Peter* is a 31-year-old First Nations man working full-time to support his wife and five children, including a newborn baby.
Hoping to make life easier for his growing family, he took out a $10,000 loan for a reliable car with one of the big banks. His joy soon turned to devastation when the car was stolen and written off within a year, leaving him with a loan that continued to accrue interest and no car to show for it.
The bank sold the original debt of $8,564 to a debt collection agency, however by the time Peter came to ICAN, the debt had skyrocketed to $18,190 with interest accruing at 16.40% p.a. Court proceedings had also been issued against him by the creditor.
No car, no house
Peter was already stressed about the huge debt when the family were forced to vacate their home during the worst rental crisis in years, due to the property owners moving back to Queensland.
With no vacant properties and soaring rents, they moved into overcrowded housing with other family members. Without their own home, they had no choice but to rent storage space for their personal belongings, further increasing their anxiety.
Increasingly desperate to support his wife and children and struggling with the escalating cost-of-living, Peter took out payday loans to make ends meet, sending him further into a debt spiral.
After reviewing the case, ICAN asked the creditor to stop all interest, fees, and charges on the loan and requested an affordable payment plan. However, on further investigation it appears he cannot afford a payment arrangement, and bankruptcy may be his only viable option. ICAN is still working with Peter as he now contemplates applying for bankruptcy.

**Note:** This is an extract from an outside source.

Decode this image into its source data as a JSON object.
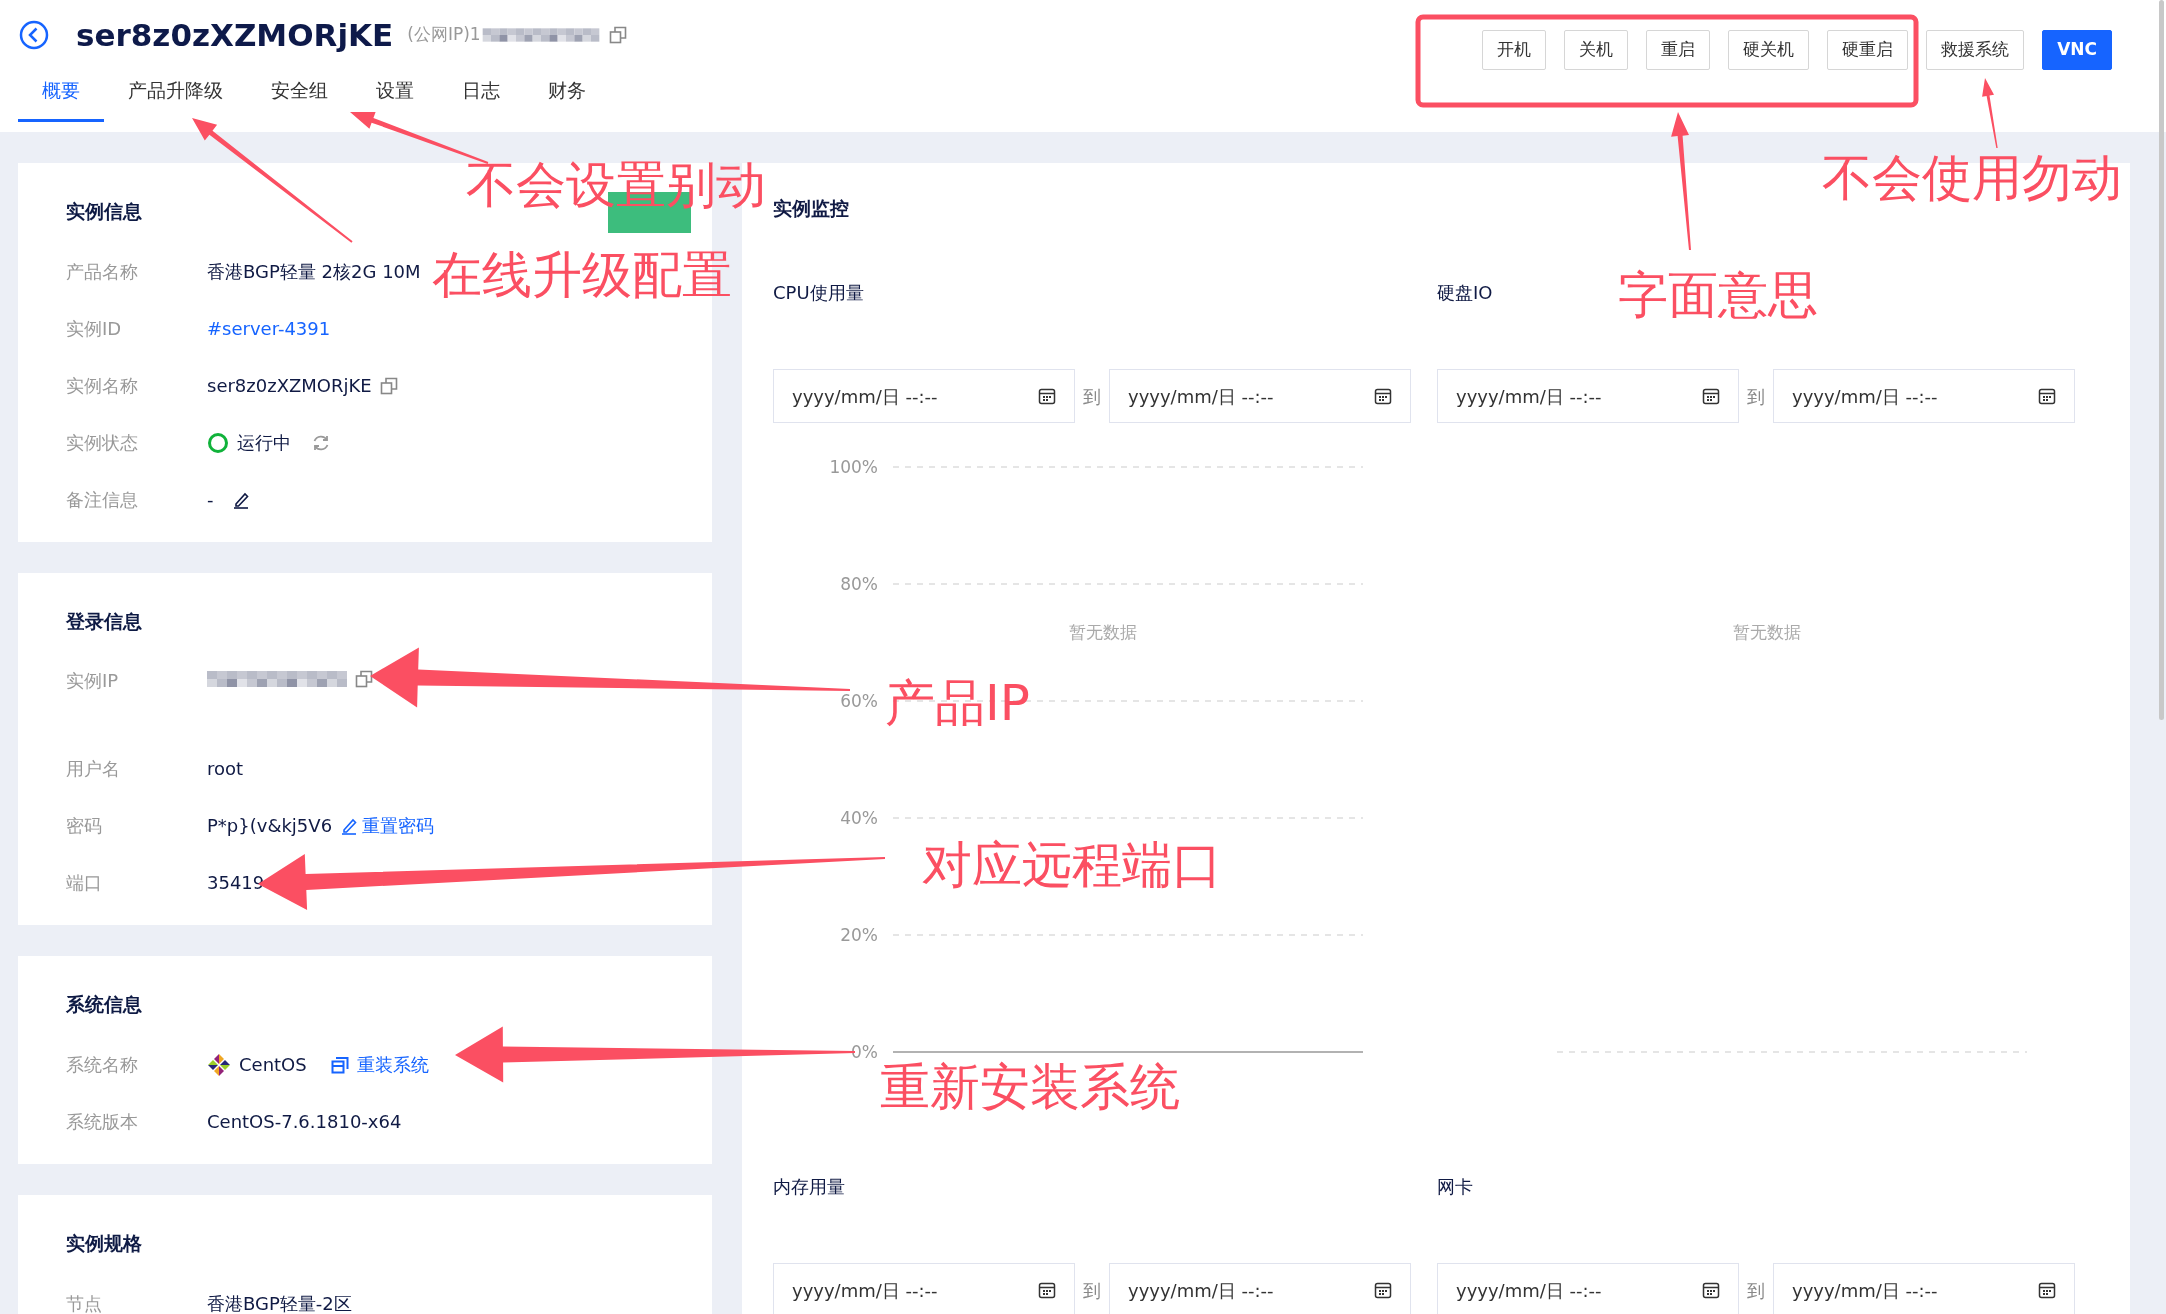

Peter is a proud man who dreamt of providing his young family with the best life possible, including having a car for work, shopping, and transporting his kids. He never dreamt that covid, a cost-of-living crisis, and a rental shortage would tip him to the point that made his original debt so unmanageable.
Increased service demand
Jillian Williams, ICAN Operations Manager, said, “Peter’s case is indicative of the growing number of people from all walks of life, including working families, seeking financial counselling assistance for significant financial stress. The demand for our services has increased, along with waiting times for appointments. Our team is doing everything they can to ensure we can support as many people as possible with the resources we have. For urgent matters, we recommend people contact the National Debt Helpline on 1800 007 007,” said Jillian.
*Name has been changed